§ **Problem description**:
In the entries below, find each line with the word "identity" and return it.

§ **Material for this task**:
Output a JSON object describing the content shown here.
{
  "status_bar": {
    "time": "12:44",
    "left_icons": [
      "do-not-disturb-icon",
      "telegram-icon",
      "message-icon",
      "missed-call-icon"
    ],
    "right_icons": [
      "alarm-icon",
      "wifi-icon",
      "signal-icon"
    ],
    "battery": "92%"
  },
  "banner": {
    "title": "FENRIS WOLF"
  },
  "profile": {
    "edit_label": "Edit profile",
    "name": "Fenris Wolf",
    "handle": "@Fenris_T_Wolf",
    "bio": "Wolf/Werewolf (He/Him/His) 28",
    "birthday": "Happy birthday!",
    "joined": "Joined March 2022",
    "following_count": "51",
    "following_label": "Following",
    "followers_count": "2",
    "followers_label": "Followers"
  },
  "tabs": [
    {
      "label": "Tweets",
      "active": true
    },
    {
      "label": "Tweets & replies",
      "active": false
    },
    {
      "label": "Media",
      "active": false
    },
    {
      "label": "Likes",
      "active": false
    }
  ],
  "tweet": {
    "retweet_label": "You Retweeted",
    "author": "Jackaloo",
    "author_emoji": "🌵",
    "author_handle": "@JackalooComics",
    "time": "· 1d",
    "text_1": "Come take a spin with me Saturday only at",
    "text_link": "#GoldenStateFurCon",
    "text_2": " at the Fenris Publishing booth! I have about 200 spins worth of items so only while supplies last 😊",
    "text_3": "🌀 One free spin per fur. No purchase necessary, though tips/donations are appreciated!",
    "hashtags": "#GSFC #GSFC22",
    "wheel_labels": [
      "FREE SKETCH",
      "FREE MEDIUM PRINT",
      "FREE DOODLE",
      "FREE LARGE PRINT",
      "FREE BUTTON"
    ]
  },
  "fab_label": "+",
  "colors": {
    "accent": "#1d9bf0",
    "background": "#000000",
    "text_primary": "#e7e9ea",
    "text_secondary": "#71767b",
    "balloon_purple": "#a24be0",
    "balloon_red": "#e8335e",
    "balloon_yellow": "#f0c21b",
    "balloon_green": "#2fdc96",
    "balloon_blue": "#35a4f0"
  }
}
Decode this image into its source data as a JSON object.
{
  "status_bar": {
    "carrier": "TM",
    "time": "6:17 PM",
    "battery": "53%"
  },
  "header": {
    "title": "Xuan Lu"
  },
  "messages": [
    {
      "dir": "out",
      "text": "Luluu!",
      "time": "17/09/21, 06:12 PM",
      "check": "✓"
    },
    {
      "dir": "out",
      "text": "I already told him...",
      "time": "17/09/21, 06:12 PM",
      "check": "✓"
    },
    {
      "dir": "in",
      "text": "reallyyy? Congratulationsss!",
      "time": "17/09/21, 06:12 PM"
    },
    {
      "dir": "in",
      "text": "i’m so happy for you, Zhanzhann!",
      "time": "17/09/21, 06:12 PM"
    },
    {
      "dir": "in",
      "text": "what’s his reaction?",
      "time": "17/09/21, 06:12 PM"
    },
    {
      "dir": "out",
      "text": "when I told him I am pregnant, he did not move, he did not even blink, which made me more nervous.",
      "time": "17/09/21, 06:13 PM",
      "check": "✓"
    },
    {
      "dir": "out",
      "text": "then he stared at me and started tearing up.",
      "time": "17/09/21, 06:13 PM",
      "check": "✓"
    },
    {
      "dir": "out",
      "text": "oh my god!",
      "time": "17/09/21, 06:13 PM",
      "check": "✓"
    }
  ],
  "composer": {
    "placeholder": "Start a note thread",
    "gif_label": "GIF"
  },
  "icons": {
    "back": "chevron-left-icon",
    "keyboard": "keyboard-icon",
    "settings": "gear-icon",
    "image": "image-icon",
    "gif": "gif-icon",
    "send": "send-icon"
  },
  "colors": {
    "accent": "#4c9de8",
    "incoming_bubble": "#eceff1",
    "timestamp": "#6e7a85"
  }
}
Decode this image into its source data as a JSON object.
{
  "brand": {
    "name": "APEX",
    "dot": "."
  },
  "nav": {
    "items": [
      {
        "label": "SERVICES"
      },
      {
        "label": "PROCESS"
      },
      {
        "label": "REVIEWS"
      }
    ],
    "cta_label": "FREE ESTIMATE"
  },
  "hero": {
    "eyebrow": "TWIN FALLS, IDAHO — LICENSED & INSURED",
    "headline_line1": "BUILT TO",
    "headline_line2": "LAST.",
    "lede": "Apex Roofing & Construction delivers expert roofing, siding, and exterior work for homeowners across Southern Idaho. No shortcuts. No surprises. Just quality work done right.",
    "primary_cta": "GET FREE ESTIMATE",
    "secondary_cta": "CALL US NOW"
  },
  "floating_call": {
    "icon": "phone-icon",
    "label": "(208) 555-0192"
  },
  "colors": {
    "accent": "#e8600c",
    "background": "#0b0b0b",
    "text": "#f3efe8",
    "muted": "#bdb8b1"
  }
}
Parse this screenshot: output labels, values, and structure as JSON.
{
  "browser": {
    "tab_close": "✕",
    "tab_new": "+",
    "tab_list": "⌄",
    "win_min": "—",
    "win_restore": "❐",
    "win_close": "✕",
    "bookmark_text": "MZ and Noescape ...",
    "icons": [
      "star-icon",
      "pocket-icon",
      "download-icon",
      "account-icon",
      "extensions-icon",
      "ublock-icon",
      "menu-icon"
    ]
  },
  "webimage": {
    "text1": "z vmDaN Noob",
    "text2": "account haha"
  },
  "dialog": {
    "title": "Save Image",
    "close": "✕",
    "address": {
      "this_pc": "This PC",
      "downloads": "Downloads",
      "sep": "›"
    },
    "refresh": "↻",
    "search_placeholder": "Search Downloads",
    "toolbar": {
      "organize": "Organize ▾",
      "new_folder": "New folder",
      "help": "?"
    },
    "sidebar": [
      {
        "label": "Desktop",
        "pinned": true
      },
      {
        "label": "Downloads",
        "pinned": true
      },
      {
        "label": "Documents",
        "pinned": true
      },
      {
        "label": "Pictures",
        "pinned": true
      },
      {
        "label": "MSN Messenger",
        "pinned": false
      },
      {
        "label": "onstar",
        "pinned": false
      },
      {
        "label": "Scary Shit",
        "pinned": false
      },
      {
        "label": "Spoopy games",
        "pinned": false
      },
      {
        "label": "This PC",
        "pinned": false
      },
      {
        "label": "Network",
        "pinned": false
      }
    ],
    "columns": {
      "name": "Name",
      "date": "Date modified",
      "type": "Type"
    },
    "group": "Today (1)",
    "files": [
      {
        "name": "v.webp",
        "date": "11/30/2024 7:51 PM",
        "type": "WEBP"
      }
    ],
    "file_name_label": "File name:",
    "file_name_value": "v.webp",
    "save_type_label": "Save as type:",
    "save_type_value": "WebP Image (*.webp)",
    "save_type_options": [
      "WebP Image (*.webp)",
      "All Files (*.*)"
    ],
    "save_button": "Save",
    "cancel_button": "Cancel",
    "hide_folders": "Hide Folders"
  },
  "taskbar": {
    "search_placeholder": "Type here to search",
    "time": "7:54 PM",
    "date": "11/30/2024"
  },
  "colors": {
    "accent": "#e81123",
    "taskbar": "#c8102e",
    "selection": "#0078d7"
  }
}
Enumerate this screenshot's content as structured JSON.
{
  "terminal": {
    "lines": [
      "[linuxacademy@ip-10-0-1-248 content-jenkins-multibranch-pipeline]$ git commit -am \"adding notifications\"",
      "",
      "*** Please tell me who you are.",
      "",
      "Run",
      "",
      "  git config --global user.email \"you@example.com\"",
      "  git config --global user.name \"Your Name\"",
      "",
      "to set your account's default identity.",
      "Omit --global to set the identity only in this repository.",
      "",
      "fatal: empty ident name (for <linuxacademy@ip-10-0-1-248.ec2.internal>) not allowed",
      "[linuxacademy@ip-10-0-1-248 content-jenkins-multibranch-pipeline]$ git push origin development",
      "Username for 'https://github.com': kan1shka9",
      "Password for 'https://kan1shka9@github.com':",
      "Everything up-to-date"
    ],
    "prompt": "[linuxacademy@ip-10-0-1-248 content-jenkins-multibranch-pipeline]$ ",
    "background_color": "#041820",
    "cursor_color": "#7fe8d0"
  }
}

§ **Solution for this exercise**:
      "to set your account's default identity.",
      "Omit --global to set the identity only in this repository.",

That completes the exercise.